    Definitely not as striking as the original, looking kinda "the rest of the line", and his photo skills (that are as weak as mine) and the fact that he must have a plastic protection on the lens (suspect because of that foggy look) doesn't really help but the fact that they potentially solved the longevity issues is an excellent improvement.
     
    • Agreed, ditto, +1 Agreed, ditto, +1 x 2
    • Like Like x 1
    • List
  11. JeremiahS

    JeremiahS Facebook Friend

    Contributor
    Joined:
    Sep 30, 2015
    Likes Received:
    157
    Trophy Points:
    43
    Location:
    Jakarta, Singapore
  12. nishan99

    nishan99 Friend

    Friend
    Joined:
    Dec 1, 2019
    Likes Received:
    1,328
    Trophy Points:
    93
    Location:
    Layla
    Seems like they're following the Clear MG tuning but not as much. Really unexpected from Focal.

    OG Utopia vs 2022 Utopia
    [​IMG]
     
  13. Ksaurav402

    Ksaurav402 Friend

    Friend
    Joined:
    May 7, 2019
    Likes Received:
    1,423
    Trophy Points:
    93
    Location:
    NY
    I wonder if we would loose some of the detail and texture we get from vocals in new iteration
     
  14. Clemmaster

    Clemmaster Friend

    Friend
    Joined:
    Sep 28, 2015
    Likes Received:
    2,797
    Trophy Points:
    113
    When I first saw pictures of it a few weeks back, I was hoping the forged carbon fiber headband was just a prototype.

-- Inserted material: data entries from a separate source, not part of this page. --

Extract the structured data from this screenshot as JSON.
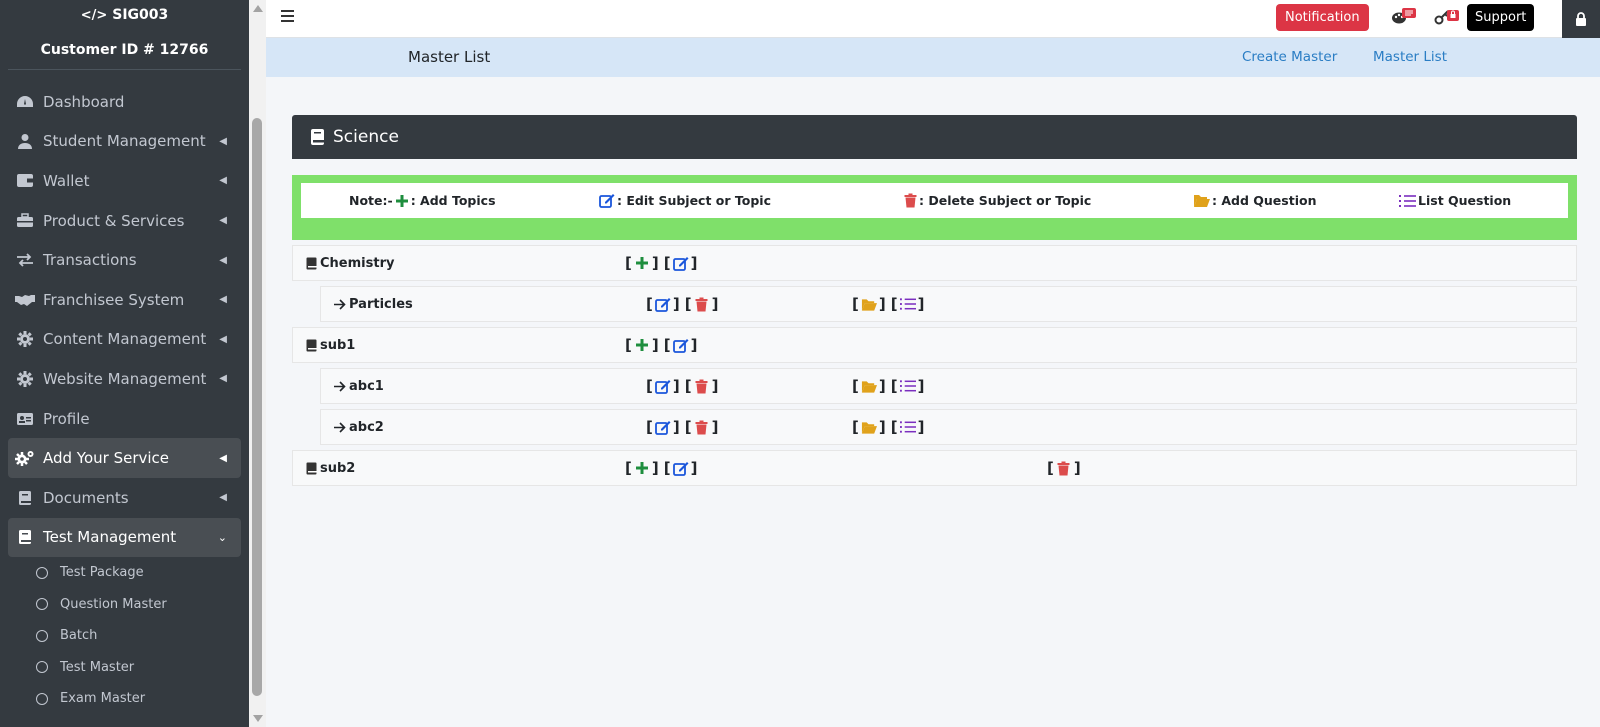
{
  "sidebar": {
    "brand": "SIG003",
    "customer_id": "Customer ID # 12766",
    "items": [
      {
        "label": "Dashboard",
        "icon": "dashboard-icon",
        "caret": false
      },
      {
        "label": "Student Management",
        "icon": "user-icon",
        "caret": true
      },
      {
        "label": "Wallet",
        "icon": "wallet-icon",
        "caret": true
      },
      {
        "label": "Product & Services",
        "icon": "toolbox-icon",
        "caret": true
      },
      {
        "label": "Transactions",
        "icon": "exchange-icon",
        "caret": true
      },
      {
        "label": "Franchisee System",
        "icon": "handshake-icon",
        "caret": true
      },
      {
        "label": "Content Management",
        "icon": "gear-icon",
        "caret": true
      },
      {
        "label": "Website Management",
        "icon": "gear-icon",
        "caret": true
      },
      {
        "label": "Profile",
        "icon": "id-card-icon",
        "caret": false
      },
      {
        "label": "Add Your Service",
        "icon": "gears-icon",
        "caret": true
      },
      {
        "label": "Documents",
        "icon": "book-icon",
        "caret": true
      },
      {
        "label": "Test Management",
        "icon": "book-icon",
        "caret": true
      }
    ],
    "sub_items": [
      "Test Package",
      "Question Master",
      "Batch",
      "Test Master",
      "Exam Master"
    ]
  },
  "topbar": {
    "notification_label": "Notification",
    "support_label": "Support"
  },
  "header": {
    "title": "Master List",
    "links": [
      "Create Master",
      "Master List"
    ]
  },
  "card": {
    "title": "Science",
    "note": {
      "prefix": "Note:-",
      "add_topics": ": Add Topics",
      "edit": ": Edit Subject or Topic",
      "delete": " : Delete Subject or Topic",
      "add_question": ": Add Question",
      "list_question": " List Question"
    },
    "rows": [
      {
        "label": "Chemistry",
        "type": "subject"
      },
      {
        "label": "Particles",
        "type": "topic"
      },
      {
        "label": "sub1",
        "type": "subject"
      },
      {
        "label": "abc1",
        "type": "topic"
      },
      {
        "label": "abc2",
        "type": "topic"
      },
      {
        "label": "sub2",
        "type": "subject"
      }
    ]
  },
  "colors": {
    "sidebar_bg": "#343a40",
    "accent_green": "#7fe06a",
    "add_green": "#1e8e3e",
    "edit_blue": "#1a56db",
    "delete_red": "#dc4c4c",
    "folder_yellow": "#e0a21b",
    "list_purple": "#7b2fbf",
    "notification_red": "#dc3545"
  }
}
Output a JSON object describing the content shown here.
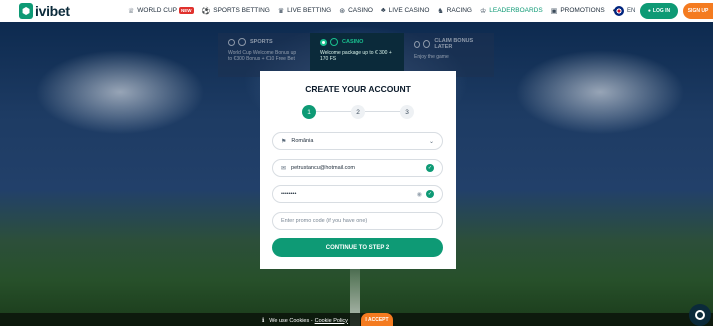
{
  "header": {
    "logo_text": "ivibet",
    "nav": [
      {
        "label": "WORLD CUP",
        "icon": "trophy-icon",
        "badge": "NEW"
      },
      {
        "label": "SPORTS BETTING",
        "icon": "ball-icon"
      },
      {
        "label": "LIVE BETTING",
        "icon": "live-icon"
      },
      {
        "label": "CASINO",
        "icon": "chip-icon"
      },
      {
        "label": "LIVE CASINO",
        "icon": "cards-icon"
      },
      {
        "label": "RACING",
        "icon": "horse-icon"
      },
      {
        "label": "LEADERBOARDS",
        "icon": "crown-icon"
      },
      {
        "label": "PROMOTIONS",
        "icon": "gift-icon"
      }
    ],
    "more_label": "•••",
    "language": "EN",
    "login_label": "LOG IN",
    "signup_label": "SIGN UP"
  },
  "bonus_tabs": {
    "sports": {
      "title": "SPORTS",
      "desc": "World Cup Welcome Bonus up to €300 Bonus + €10 Free Bet"
    },
    "casino": {
      "title": "CASINO",
      "desc": "Welcome package up to € 300 + 170 FS"
    },
    "claim": {
      "title": "CLAIM BONUS LATER",
      "desc": "Enjoy the game"
    }
  },
  "modal": {
    "title": "CREATE YOUR ACCOUNT",
    "steps": [
      "1",
      "2",
      "3"
    ],
    "country": "România",
    "email": "petrustancu@hotmail.com",
    "password": "••••••••",
    "promo_placeholder": "Enter promo code (if you have one)",
    "continue_label": "CONTINUE TO STEP 2"
  },
  "cookie": {
    "text": "We use Cookies -",
    "link": "Cookie Policy",
    "accept_label": "I ACCEPT"
  },
  "colors": {
    "brand_green": "#0e9a75",
    "accent_orange": "#f47b20"
  }
}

I guess not...
    I much prefer the pattern on the original Utopia (in pictures, at least).
     
    • Like Like x 1
    • Agreed, ditto, +1 Agreed, ditto, +1 x 1
    • List
  15. ColtMrFire

    ColtMrFire Writes better fan fics than you

    Friend
    Joined:
    Jun 16, 2016
    Likes Received:
    4,418
    Trophy Points:
    113
    Location:
    Austin, TX
    Yeap, photos are kind of embarrassing for a professional site review.
     
  16. Pancakes

    Pancakes Friend

    Friend
    Joined:
    Aug 13, 2020
    Likes Received:
    1,049
    Trophy Points:
    93
    Location:
    Atl
    Curious how that 6K peak (relative to the frequencies on either side) will manifest while listening.
     
  17. ilikebananafudge_

    ilikebananafudge_ Rando

    Joined:
    Sep 21, 2021
    Likes Received:
    65
    Trophy Points:
    13
    Location:
    Massachusetts
  18. gixxerwimp

    gixxerwimp Professional tricycle rider

    Friend
    Joined:
    Sep 30, 2015
    Likes Received:
    5,192
    Trophy Points:
    113
    Location:
    small island claimed by China
    Source? Where did he post that?
     
  19. ilikebananafudge_

    ilikebananafudge_ Rando

    Joined:
    Sep 21, 2021
    Likes Received:
    65
    Trophy Points:
    13
    Location:
    Massachusetts
  20. crenca

    crenca Friend

    Friend
    Joined:
    May 26, 2017
    Likes Received:
    3,400
    Trophy Points:
    113
    Location:
    Southern New Mexico
    Looking at the graphs and thinking about the descriptions in the reviews, it strikes me that the tonality difference between the two is pads more (or as much) than any changes to the driver itself...
     

Share This Page